**Prompt**
Scan the entries and copy each line where the word "your" is present.
BEGIN
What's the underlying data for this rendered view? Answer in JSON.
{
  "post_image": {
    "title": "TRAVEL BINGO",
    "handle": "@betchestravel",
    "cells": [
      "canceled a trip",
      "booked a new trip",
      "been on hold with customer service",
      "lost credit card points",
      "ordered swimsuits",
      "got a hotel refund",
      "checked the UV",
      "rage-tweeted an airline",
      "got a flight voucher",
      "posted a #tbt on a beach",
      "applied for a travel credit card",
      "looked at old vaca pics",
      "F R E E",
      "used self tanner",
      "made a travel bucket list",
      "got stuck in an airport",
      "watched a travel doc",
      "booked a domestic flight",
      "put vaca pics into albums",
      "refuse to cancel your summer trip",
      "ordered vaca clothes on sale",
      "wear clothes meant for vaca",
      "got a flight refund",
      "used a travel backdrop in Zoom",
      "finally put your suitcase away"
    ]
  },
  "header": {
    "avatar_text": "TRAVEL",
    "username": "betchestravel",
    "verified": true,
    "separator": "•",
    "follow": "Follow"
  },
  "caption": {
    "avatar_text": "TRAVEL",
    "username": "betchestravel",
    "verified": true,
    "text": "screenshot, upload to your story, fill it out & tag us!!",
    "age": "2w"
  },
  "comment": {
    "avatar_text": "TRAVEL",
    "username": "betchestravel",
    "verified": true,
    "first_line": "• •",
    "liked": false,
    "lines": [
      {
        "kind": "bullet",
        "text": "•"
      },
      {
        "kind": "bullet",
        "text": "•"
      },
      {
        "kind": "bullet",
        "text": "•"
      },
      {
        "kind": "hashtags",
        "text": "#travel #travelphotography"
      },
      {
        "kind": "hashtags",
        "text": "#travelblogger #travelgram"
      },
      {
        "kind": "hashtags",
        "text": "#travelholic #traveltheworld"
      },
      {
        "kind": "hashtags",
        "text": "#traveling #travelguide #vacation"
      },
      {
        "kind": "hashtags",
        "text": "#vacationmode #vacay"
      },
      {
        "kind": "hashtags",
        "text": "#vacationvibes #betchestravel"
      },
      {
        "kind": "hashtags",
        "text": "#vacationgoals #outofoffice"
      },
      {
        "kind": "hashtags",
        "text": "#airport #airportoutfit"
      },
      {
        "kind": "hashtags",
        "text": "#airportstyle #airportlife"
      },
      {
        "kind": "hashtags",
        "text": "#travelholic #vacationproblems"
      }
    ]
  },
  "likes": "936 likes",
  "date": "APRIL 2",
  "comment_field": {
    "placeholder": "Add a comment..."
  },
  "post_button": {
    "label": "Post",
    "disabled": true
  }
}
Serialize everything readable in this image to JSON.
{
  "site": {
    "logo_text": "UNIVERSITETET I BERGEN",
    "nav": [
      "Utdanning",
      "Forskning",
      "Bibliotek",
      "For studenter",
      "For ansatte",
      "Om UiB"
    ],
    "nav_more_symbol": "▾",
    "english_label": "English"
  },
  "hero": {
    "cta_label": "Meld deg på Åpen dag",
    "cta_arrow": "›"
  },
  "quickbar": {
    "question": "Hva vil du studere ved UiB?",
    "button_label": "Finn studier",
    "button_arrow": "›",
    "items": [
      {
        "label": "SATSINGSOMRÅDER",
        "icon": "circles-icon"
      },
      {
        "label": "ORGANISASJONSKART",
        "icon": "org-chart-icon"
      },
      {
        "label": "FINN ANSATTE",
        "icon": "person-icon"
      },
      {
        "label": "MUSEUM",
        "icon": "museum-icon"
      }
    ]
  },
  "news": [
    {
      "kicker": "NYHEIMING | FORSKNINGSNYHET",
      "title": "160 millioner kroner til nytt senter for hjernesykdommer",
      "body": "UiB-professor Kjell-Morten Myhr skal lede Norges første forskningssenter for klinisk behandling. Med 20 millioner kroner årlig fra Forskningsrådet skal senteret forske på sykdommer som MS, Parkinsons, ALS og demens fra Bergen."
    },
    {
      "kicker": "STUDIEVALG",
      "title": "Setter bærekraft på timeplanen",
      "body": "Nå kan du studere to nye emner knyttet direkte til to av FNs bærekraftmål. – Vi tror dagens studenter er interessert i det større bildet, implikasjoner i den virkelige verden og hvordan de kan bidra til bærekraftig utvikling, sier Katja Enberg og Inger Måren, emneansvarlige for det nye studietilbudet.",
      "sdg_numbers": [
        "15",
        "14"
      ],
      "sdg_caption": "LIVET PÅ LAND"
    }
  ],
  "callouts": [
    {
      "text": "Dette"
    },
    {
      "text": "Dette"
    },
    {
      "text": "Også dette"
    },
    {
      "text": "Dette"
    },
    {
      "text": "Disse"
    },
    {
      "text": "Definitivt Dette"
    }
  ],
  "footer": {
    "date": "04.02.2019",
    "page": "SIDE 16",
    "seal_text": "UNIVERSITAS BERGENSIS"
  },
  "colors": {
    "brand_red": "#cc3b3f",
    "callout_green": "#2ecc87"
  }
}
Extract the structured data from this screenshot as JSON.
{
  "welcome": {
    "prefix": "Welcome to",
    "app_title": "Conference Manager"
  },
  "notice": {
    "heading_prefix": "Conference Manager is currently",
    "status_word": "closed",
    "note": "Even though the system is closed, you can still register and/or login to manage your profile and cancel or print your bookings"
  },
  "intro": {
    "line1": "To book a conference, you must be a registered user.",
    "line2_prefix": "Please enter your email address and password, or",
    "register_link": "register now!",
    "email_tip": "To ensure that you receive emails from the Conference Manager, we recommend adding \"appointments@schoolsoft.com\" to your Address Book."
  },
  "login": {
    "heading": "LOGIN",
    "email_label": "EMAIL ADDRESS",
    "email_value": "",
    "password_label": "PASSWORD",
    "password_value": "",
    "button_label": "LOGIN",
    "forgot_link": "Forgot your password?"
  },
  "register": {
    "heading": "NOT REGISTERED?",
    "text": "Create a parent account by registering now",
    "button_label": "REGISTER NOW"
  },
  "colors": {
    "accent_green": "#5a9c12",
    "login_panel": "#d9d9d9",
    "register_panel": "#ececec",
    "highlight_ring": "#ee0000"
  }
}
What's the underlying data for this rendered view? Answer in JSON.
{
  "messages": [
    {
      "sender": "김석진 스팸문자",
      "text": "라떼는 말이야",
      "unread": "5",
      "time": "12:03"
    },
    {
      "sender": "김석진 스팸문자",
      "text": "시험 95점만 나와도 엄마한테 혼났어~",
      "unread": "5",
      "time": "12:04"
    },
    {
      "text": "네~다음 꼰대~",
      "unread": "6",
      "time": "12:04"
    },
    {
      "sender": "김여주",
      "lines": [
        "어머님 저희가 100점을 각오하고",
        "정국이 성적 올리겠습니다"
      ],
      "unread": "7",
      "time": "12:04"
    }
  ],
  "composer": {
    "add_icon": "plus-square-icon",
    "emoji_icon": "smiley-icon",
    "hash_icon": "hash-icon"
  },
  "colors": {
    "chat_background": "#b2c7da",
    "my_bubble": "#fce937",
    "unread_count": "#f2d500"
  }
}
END
**Answer for this exercise**
      "refuse to cancel your summer trip",
      "finally put your suitcase away"
    "text": "screenshot, upload to your story, fill it out & tag us!!",
    "note": "Even though the system is closed, you can still register and/or login to manage your profile and cancel or print your bookings"
    "line2_prefix": "Please enter your email address and password, or",
    "email_tip": "To ensure that you receive emails from the Conference Manager, we recommend adding \"appointments@schoolsoft.com\" to your Address Book."
    "forgot_link": "Forgot your password?"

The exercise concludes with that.